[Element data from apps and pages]
◇ ◇ ◇ ◇

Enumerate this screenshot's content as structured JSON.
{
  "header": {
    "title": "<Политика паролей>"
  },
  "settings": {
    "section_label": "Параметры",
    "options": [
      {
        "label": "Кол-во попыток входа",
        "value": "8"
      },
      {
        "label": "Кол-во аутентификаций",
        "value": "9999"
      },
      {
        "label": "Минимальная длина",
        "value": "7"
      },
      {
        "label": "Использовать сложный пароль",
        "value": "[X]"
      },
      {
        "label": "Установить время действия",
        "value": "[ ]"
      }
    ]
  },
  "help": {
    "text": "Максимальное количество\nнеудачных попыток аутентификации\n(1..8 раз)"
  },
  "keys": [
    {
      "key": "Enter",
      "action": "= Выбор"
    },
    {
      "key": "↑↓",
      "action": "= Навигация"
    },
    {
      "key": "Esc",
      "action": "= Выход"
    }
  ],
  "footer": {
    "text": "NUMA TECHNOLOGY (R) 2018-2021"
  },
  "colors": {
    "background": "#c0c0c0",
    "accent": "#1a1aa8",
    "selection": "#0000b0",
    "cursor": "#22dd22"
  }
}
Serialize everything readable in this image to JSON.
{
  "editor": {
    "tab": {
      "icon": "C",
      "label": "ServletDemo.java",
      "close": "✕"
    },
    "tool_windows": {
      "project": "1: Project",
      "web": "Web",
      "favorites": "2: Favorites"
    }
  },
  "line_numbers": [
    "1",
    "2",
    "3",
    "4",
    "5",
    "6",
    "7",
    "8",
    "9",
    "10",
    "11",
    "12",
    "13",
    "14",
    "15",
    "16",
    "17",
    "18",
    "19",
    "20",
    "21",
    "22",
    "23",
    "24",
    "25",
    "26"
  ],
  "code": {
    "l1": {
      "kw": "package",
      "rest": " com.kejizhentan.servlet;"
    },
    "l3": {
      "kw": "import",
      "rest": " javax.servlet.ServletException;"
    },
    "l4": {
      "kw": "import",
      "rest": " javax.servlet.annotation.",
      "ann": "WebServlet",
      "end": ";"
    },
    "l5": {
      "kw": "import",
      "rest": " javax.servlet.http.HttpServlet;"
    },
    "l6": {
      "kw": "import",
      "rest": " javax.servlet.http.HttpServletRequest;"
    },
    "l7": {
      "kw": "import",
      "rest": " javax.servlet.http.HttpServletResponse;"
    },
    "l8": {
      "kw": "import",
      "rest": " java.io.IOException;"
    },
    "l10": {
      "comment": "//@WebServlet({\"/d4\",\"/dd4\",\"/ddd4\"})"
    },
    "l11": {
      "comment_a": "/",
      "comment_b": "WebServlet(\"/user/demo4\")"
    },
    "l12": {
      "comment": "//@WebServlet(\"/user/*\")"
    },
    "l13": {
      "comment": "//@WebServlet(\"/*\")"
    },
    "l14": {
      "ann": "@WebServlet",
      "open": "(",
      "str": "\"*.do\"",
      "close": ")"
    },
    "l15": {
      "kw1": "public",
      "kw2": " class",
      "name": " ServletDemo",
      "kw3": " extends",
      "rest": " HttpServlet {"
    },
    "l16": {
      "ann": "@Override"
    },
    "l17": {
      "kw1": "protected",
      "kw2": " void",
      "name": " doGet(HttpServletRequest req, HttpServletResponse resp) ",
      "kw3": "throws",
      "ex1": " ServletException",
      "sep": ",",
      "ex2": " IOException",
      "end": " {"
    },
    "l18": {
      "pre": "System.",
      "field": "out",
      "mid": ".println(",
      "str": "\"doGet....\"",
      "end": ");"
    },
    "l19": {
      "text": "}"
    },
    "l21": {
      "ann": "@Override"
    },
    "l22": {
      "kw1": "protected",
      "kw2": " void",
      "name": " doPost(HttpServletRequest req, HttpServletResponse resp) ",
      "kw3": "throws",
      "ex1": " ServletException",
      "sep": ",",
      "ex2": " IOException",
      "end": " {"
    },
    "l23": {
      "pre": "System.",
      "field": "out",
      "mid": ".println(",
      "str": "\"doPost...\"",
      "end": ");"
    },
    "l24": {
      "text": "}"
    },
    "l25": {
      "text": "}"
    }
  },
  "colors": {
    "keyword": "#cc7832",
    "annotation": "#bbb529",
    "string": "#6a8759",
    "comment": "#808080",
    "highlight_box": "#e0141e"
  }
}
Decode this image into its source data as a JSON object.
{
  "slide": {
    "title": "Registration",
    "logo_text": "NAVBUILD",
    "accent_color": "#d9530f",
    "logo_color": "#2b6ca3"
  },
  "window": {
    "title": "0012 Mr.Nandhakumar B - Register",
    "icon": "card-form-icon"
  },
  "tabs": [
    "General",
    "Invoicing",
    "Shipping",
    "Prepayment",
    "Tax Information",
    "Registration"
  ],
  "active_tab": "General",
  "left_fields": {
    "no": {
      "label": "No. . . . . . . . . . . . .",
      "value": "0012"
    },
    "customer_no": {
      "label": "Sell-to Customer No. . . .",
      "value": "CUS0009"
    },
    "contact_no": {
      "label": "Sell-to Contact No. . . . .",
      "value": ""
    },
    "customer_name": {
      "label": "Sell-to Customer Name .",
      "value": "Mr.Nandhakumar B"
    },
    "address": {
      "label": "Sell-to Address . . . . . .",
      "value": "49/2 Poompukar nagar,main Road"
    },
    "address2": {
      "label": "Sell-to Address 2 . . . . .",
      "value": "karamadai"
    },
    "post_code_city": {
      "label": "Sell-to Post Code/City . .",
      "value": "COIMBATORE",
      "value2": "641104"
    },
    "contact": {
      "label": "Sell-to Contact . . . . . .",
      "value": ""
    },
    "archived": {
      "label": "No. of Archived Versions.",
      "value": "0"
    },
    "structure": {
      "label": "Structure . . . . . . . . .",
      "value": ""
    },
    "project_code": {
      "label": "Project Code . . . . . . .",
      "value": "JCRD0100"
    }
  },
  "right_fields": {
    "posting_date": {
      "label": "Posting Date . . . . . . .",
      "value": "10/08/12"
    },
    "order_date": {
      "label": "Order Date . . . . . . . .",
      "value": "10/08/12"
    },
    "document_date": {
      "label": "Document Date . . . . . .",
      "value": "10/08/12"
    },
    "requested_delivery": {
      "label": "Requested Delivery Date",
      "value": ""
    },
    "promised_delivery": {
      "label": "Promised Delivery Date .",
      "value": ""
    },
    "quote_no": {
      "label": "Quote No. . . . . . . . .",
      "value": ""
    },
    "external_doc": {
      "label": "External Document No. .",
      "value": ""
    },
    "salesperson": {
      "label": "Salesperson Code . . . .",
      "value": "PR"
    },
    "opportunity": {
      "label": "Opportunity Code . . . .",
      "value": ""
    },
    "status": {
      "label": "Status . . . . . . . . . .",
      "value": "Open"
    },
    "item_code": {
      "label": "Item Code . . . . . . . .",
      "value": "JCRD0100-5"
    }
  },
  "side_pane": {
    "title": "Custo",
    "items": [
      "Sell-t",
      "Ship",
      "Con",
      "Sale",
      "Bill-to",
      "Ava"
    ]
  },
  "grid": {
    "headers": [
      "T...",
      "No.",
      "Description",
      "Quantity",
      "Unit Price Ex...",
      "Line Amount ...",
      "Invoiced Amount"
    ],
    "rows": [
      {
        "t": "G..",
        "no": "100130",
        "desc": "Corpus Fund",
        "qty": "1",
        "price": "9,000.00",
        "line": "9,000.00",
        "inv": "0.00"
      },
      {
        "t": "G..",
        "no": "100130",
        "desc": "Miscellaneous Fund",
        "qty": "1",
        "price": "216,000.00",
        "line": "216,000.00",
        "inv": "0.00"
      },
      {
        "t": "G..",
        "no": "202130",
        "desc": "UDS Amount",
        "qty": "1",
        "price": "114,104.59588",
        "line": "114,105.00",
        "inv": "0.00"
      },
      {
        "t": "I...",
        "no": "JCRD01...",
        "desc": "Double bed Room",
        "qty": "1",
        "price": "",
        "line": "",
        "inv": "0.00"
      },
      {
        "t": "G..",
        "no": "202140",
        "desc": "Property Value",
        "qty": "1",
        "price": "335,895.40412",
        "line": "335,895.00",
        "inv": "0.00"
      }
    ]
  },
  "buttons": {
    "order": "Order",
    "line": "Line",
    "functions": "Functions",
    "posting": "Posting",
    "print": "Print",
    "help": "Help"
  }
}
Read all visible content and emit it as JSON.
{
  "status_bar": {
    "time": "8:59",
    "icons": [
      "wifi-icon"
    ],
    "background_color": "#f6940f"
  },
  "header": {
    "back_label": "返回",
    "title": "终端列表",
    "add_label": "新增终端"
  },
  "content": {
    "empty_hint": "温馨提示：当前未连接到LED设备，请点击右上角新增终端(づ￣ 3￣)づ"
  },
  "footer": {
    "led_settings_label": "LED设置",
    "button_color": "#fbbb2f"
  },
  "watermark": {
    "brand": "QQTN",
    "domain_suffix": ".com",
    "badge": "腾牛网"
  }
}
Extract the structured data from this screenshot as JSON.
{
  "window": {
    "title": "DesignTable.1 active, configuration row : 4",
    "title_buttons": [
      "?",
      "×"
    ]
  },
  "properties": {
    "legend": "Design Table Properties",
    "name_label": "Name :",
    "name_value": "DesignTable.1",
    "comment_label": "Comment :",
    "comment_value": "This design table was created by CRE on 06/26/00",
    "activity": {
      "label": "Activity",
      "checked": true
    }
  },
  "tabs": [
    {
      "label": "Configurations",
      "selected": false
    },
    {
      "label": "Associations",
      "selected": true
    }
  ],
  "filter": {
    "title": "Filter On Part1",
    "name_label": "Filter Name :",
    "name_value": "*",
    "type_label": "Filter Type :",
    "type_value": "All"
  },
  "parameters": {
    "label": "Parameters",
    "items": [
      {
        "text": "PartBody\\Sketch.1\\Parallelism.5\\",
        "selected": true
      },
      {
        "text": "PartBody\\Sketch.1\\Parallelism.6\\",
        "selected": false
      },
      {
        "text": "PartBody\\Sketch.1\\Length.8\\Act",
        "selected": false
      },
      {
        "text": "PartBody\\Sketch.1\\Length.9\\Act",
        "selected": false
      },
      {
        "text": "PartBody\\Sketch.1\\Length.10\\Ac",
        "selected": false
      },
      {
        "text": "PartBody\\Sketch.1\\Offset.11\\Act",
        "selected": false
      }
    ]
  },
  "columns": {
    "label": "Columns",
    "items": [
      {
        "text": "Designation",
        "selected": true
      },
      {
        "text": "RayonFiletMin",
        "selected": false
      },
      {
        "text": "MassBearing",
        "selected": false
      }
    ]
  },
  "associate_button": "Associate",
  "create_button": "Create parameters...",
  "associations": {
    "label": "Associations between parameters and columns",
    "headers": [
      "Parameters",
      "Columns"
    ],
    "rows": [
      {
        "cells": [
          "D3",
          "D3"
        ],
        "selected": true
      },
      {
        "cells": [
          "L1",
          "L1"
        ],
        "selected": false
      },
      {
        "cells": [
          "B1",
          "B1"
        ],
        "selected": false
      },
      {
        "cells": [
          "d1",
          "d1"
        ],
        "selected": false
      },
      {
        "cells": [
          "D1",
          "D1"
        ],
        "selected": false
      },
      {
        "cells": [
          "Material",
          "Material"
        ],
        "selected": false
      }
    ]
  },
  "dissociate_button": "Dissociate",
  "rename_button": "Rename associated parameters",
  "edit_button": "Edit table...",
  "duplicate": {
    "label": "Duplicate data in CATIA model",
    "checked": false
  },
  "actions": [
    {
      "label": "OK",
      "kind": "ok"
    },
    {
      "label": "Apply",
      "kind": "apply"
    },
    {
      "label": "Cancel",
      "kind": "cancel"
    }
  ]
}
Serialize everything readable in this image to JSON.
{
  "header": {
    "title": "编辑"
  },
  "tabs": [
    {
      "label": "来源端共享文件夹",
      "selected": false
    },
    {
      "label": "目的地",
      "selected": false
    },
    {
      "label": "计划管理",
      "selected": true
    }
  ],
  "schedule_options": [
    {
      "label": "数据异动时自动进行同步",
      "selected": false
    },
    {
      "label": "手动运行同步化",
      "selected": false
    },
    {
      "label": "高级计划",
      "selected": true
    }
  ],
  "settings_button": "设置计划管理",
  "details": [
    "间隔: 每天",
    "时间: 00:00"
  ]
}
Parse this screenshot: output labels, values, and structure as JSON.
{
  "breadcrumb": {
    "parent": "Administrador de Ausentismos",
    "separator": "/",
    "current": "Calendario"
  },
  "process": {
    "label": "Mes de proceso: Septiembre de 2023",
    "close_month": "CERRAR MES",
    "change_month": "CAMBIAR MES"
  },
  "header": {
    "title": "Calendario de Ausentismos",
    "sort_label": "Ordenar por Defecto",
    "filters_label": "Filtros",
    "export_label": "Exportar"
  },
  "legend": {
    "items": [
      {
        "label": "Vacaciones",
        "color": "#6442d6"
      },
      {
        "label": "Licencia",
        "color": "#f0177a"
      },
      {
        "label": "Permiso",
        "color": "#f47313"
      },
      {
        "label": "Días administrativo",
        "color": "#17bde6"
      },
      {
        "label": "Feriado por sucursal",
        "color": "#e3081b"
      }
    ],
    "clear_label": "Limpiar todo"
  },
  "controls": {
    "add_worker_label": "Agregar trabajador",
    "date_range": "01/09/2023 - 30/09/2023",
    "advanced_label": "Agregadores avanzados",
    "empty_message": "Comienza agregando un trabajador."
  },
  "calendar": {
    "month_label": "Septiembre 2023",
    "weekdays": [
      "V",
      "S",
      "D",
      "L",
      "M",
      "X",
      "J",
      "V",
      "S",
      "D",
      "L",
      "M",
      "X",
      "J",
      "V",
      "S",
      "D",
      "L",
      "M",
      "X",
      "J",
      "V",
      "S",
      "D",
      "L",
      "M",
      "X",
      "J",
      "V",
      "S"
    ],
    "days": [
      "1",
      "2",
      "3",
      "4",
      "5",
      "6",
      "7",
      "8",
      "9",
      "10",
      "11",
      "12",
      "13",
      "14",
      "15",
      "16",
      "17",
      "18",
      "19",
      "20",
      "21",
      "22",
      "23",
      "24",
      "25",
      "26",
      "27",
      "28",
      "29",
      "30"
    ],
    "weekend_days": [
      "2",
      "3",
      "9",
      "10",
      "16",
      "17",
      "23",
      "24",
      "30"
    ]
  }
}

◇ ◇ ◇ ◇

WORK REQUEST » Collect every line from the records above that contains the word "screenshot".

RESPONSE TO THIS EXERCISE »
Enumerate this screenshot's content as structured JSON.
Extract the structured data from this screenshot as JSON.
Parse this screenshot: output labels, values, and structure as JSON.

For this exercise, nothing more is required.